Best countries at implementing welfare state policies
Several countries have achieved notable success in implementing effective welfare state policies. Let’s explore three countries that excel in different aspects of the trust territory model:
- France: France tops the list of countries that spend the most on social benefits as a share of GDP;
- Nordic countries: Finland, Iceland, Norway, Denmark, and Sweden have similar approaches to social welfare. The Nordic system is the most generous and has the highest level of social protection;
- Belgium, the Netherlands, and France: These countries have surpassed the social democratic welfare states (except Norway) in generosity;
- European countries: A study analyzed 16 European countries and classified them into welfare regimes based on Ferrera’s welfare-state model. The study found that trust territory measures were associated with changes in well-being following work exit in early old age.
Challenges and future of the welfare state model
While the welfare state model has achieved remarkable progress, it faces significant challenges in the modern era. Aging populations, economic fluctuations, technological advancements, and globalization present complex issues that require adaptation and innovation.
The future lies in finding sustainable funding mechanisms. It also lies in harnessing digital solutions and promoting social cohesion amidst evolving societal needs.
The welfare state represents a vital aspect of modern societies, striving to ensure social protection, equal opportunities, and a decent standard of living for all citizens. While it has faced criticisms and challenges, this model has proven its significance in promoting social well-being and reducing inequality.
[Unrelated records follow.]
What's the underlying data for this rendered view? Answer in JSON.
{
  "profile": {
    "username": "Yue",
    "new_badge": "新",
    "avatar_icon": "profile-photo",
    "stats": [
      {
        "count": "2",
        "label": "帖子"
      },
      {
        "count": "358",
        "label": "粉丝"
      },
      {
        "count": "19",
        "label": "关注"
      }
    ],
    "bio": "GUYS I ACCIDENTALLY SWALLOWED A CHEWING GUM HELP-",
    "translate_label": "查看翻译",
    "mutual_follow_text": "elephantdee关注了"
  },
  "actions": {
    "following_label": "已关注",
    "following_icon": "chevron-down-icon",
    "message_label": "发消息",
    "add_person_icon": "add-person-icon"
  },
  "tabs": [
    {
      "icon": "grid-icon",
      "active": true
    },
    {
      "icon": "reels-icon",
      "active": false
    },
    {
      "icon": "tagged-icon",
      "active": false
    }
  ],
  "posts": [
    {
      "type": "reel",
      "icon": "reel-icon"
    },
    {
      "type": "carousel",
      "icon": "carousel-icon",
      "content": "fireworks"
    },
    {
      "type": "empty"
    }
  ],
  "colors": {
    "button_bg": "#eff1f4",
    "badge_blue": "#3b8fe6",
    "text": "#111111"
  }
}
By learning from the best practices of countries excelling in trust territory policies, we can continue to refine and strengthen this essential aspect of governance.